In mid-October, I went to Zuccotti to carry out a plan hatched after watching a Jon Stewart show that focused some OWS coverage on potty jokes. New York City hasn't allowed portapotties at Zuccotti so the nearby food shops were being besieged by Occupiers with no money wanting to use the bathrooms.

No portapotties of course leads to sanitation concerns and any assemblage of people generates trash. But the Occupiers responded to the mayor's first plan to evacuate the park so it could be cleaned by forming a Cleanup Team that was busily pushing brooms and filling trash cans when we got there.

Knowing all that, I read as bull the mayor's statement yesterday that the park had to be cleaned. The OWS Cleanup Team was dealing with the trash and the "sanitation problems" would be solved by the mayor allowing portapotties in the park.

There's also a way to make the Occupiers paying customers -- welcomed to use the bathrooms -- at the panini shop featured in that Jon Stewart segment. I sat down with Stacy, the manager, and asked her how much an Occupier would have to spend to become a welcome customer, getting warm, eating hot food and using the bathrooms. When she said ten bucks and guaranteed that the bathrooms would indeed be open, we used funds from a lot of friends and family to buy a stack of ten-dollar vouchers. Stacy was delighted. So was the guy on that Cleanup Team that I entrusted with distributing the vouchers.

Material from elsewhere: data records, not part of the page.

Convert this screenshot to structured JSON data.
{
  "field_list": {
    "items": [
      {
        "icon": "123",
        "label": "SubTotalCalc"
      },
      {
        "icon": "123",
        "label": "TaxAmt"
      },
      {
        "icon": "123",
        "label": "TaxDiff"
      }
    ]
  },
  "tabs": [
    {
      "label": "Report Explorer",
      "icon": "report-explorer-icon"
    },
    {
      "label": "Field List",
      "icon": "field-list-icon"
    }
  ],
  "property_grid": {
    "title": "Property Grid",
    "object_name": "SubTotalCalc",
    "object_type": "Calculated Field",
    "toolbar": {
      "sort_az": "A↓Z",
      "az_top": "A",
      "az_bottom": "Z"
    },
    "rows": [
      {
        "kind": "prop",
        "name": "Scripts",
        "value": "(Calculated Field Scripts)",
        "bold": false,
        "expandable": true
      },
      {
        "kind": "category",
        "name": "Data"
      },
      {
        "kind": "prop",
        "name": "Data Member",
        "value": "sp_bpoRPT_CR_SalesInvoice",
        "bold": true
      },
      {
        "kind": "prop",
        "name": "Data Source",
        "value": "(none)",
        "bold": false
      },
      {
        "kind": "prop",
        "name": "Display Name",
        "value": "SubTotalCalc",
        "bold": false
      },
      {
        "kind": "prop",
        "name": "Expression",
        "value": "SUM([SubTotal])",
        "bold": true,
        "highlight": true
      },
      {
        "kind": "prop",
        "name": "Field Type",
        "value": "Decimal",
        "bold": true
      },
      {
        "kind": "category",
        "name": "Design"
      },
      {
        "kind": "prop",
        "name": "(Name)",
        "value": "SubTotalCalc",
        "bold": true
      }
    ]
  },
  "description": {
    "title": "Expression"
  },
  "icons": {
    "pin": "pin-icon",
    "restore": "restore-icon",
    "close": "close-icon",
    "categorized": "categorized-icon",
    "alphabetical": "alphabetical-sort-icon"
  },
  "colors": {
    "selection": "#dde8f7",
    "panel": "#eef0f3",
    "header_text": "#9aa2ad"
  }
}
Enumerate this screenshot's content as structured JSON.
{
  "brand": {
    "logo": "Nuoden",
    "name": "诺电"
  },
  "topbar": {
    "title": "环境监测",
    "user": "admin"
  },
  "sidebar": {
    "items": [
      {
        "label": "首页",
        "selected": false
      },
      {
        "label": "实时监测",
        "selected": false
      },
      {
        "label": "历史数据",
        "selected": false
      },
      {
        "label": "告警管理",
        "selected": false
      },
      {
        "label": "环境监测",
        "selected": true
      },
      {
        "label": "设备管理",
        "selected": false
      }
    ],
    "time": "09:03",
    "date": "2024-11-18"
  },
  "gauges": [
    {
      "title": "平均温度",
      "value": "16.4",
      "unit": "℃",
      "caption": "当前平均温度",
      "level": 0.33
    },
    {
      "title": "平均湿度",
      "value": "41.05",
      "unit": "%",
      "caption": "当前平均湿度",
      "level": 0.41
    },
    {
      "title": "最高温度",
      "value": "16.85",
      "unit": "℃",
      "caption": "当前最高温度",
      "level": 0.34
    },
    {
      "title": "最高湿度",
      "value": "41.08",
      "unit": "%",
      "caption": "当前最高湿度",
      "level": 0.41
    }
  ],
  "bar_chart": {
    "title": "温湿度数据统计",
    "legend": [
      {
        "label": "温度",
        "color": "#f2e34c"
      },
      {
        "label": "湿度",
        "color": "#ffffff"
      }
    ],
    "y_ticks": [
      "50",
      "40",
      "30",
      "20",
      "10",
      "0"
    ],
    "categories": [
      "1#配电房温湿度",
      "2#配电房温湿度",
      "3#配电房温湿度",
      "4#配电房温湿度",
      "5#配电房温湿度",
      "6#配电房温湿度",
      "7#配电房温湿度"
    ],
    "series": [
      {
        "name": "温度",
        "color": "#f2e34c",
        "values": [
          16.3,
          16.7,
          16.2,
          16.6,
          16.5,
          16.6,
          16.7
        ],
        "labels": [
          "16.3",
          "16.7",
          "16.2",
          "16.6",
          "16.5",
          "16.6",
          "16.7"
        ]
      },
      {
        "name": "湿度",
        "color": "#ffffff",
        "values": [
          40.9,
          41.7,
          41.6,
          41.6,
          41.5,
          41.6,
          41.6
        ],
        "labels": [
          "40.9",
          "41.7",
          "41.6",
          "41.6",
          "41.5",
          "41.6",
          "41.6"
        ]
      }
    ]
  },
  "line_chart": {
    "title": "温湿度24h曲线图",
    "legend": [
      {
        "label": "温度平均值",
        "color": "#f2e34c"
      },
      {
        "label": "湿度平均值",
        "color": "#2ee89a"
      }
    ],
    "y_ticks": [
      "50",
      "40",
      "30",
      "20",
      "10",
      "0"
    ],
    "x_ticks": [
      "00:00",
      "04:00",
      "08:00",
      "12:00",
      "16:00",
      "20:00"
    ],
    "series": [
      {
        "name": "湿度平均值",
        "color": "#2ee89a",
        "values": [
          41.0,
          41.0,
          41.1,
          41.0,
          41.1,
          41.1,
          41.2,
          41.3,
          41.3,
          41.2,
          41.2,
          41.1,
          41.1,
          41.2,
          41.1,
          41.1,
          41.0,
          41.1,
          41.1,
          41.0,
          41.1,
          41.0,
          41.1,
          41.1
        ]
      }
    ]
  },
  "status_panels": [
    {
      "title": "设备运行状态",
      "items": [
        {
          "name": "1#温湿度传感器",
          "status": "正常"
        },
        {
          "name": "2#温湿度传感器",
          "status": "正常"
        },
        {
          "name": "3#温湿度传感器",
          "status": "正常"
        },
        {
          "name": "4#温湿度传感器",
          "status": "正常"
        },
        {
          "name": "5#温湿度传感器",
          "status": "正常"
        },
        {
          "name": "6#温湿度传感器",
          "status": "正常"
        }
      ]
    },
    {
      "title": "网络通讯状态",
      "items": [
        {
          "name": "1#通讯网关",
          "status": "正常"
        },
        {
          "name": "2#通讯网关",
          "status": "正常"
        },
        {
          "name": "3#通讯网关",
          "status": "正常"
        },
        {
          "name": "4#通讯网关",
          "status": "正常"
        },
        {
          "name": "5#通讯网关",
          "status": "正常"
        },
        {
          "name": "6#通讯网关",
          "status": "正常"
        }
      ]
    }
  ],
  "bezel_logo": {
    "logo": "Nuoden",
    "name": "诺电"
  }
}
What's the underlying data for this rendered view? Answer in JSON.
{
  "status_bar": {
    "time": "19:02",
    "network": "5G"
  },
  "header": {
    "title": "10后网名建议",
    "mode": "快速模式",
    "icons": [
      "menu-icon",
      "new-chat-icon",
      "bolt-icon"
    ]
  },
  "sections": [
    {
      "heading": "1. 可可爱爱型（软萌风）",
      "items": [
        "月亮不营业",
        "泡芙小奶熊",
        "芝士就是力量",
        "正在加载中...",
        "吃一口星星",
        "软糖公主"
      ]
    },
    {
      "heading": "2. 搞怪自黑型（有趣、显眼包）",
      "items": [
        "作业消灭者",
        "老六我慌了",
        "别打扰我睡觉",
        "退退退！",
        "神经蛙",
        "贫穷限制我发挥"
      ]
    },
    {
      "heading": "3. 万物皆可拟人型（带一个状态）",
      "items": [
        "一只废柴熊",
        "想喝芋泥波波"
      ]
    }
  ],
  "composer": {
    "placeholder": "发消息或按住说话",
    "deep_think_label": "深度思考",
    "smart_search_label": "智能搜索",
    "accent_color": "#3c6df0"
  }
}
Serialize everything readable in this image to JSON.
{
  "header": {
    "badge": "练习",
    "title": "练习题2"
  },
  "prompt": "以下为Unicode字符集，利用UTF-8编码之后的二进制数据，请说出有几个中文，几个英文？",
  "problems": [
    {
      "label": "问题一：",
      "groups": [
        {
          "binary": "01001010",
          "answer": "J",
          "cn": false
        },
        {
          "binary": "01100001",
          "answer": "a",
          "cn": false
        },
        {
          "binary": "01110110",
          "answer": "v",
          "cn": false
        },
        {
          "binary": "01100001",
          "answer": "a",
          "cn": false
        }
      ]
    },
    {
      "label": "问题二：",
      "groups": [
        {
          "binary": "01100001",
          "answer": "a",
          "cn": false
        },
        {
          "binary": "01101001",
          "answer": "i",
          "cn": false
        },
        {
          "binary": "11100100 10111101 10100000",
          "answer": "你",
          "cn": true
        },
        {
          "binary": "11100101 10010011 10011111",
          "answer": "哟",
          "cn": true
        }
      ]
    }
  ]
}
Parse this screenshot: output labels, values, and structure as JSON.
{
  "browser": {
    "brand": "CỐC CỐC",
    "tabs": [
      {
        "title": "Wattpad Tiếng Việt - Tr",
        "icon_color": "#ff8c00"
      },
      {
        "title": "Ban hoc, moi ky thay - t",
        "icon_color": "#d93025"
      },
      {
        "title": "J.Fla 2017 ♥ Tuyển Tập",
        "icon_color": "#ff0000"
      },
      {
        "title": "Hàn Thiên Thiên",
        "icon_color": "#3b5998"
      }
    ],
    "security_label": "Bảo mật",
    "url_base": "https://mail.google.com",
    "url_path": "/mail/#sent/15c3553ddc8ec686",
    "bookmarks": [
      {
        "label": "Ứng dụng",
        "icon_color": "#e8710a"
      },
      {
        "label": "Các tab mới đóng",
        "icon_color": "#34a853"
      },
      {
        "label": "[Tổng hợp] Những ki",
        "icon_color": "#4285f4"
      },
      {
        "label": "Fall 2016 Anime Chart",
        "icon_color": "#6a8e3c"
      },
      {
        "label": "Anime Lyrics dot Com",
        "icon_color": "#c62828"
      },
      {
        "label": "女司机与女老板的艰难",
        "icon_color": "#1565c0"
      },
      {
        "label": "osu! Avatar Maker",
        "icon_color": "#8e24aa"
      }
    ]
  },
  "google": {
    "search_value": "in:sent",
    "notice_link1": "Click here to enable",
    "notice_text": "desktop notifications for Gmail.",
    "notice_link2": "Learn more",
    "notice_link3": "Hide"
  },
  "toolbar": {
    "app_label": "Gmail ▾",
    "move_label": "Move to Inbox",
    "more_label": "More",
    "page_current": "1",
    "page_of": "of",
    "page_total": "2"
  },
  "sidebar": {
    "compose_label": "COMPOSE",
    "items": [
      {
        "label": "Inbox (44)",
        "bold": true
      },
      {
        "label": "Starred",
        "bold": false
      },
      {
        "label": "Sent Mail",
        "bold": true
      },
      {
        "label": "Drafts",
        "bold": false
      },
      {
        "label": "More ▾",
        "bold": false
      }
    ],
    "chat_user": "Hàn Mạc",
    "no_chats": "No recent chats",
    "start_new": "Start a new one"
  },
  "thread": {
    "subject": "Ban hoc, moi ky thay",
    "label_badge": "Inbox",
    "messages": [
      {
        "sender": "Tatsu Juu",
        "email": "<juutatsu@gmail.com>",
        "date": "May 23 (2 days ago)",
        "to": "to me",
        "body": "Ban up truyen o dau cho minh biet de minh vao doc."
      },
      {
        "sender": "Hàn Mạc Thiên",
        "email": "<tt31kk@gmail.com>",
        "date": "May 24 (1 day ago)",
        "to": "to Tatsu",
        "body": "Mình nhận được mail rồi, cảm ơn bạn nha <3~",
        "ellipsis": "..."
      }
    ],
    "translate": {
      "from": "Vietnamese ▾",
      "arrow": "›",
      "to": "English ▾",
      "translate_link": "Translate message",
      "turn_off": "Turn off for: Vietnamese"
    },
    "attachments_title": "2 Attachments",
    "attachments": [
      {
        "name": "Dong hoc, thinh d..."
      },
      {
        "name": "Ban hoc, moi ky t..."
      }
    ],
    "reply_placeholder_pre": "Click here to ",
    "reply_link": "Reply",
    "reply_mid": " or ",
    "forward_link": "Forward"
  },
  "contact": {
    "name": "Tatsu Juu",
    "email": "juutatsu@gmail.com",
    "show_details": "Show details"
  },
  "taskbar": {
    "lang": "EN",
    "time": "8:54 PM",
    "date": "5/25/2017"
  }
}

There's now a long-distance system that even more people have used to get those vouchers to Occupiers.

Stacy passed the B.S detector -- Panini was barricaded by the police, cutting the normal traffic into the shop. But other businesses in the area set the detector alarm off -- loudly.

We walked the blocks around Zuccotti and saw no evidence that businesses were being affected by the encampment. When we turned any corner away from the park, everything was eerily normal. Wall Street's Masters of the Universe were lunching in splendor at packed restaurants, long lines of tourists were at the World Trade Center site, souvenir shops were jammed, huge construction teams were busily building new skyscrapers.

Things were so normal in the area it was clear to me that if it weren't for media coverage, most people working on Wall Street wouldn't even know there was an encampment.

So when you hear the mayor talking about the terrible sanitation problems and the devastating effects on businesses in the area, know that the B.S. detector is going wild.

There's more. Tell the mayor to order NYPD not to injure Occupiers. There's just no excuse for that. It gives my beloved NY hometown a black eye and it harms not only the Occupiers but also those police officers--the ones I talked to at Zuccotti and in Times Square when OWS moved up there--were real people, young, not hiding behind riot masks, union members themselves, part of the 99%. Yes, there are people who enjoy violence, but allow the possibility that there are some police who really don't want to hurt the protestors. Go to www.nyc.gov, click on Office of the Mayor and tell him to direct the police to be non-violent. As we New Yorkers say, It couldn't hurt.